A survey analysis suggests that electronic health records will yield revenue gains for some practices and losses for many

Health Aff (Millwood). 2013 Mar;32(3):562-70. doi: 10.1377/hlthaff.2012.0306.


Health care providers remain uncertain about how they will fare financially if they adopt electronic health record (EHR) systems. We used survey data from forty-nine community practices in a large EHR pilot, the Massachusetts eHealth Collaborative, to project five-year returns on investment. We found that the average physician would lose $43,743 over five years; just 27 percent of practices would have achieved a positive return on investment; and only an additional 14 percent of practices would have come out ahead had they received the $44,000 federal meaningful-use incentive. The largest difference between practices with a positive return on investment and those with a negative return was the extent to which they used their EHRs to increase revenue, primarily by seeing more patients per day or by improved billing that resulted in fewer rejected claims and more accurate coding. Almost half of the practices did not realize savings in paper medical records because they continued to keep records on paper. We conclude that current meaningful use incentives alone may not ensure that most practices, particularly smaller ones, achieve a positive return on investment from EHR adoption. Policies that provide additional support, such as expanding the regional extension center program, could help ensure that practices make the changes required to realize a positive return on investment from EHRs.

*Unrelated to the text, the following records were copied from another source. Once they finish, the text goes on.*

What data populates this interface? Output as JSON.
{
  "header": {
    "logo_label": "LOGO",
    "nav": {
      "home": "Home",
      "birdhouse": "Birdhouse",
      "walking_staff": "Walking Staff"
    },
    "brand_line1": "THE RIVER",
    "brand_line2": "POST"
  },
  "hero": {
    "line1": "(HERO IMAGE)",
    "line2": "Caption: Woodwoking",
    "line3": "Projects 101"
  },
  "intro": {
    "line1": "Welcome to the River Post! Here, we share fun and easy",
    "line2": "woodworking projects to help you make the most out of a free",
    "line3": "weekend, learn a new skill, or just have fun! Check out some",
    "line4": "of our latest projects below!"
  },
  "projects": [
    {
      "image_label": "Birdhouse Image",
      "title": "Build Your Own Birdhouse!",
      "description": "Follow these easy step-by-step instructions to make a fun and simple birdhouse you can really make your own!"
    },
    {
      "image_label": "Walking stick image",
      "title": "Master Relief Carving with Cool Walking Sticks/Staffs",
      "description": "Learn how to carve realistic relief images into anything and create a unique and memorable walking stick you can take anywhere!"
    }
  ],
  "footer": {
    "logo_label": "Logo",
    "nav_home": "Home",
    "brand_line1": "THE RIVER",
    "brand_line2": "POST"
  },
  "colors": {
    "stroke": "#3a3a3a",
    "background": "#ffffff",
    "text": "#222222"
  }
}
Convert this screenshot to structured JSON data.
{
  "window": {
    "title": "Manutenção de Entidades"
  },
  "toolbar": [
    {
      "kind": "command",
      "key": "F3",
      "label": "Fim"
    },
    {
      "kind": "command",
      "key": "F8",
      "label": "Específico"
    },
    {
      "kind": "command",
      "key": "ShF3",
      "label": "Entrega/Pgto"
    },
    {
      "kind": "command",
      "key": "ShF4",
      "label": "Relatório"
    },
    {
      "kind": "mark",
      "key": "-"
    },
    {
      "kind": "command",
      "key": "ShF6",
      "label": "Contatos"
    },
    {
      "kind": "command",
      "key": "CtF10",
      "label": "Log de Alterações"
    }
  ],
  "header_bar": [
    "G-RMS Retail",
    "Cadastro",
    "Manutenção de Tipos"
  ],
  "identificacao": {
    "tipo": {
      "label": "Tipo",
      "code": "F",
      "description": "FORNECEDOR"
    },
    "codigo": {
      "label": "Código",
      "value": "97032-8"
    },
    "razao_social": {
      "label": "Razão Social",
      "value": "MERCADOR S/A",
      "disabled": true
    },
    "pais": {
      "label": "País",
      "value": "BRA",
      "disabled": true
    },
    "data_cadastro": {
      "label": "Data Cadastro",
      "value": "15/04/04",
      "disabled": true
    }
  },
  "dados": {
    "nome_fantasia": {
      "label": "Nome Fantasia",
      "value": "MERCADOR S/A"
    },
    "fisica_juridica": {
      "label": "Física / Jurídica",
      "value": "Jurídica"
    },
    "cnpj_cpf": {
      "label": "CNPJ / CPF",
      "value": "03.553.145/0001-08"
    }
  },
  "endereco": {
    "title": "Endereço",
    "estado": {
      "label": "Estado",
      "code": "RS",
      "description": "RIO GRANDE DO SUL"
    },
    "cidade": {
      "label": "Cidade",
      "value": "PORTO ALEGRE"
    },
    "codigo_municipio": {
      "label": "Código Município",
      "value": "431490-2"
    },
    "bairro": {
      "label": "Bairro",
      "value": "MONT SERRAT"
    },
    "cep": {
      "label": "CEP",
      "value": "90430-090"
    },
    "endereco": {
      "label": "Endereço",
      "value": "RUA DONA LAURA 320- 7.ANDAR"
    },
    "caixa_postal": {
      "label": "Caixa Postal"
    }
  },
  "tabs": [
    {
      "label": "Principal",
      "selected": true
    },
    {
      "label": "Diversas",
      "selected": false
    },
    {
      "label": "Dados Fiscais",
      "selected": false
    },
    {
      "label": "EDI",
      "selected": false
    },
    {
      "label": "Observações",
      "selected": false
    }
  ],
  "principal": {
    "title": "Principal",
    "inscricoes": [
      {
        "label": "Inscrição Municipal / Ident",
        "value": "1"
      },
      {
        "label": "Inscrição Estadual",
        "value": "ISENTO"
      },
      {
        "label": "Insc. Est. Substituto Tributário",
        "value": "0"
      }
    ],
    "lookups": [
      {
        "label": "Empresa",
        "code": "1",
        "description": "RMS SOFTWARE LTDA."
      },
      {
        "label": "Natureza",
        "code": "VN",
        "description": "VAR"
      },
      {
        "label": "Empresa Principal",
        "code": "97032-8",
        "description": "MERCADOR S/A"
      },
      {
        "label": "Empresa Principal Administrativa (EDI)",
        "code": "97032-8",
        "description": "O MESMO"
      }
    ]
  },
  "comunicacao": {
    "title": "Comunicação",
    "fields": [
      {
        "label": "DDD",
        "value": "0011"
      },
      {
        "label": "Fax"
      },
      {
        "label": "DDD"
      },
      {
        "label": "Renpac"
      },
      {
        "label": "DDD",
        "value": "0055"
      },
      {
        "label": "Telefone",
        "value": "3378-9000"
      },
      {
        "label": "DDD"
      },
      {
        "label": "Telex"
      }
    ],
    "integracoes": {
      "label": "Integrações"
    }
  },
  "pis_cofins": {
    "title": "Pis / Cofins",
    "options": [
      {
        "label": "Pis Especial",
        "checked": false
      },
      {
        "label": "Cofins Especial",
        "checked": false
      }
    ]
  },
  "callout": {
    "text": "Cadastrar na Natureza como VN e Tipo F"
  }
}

Publication types

  • Research Support, Non-U.S. Gov't

MeSH terms

  • Ambulatory Care / economics
  • Cost-Benefit Analysis
  • Electronic Health Records / economics*
  • Health Services Research / statistics & numerical data*
  • Humans
  • Investments / economics
  • Massachusetts
  • Meaningful Use / economics
  • Medicare / economics
  • Pilot Projects
  • Practice Management, Medical / economics*
  • United States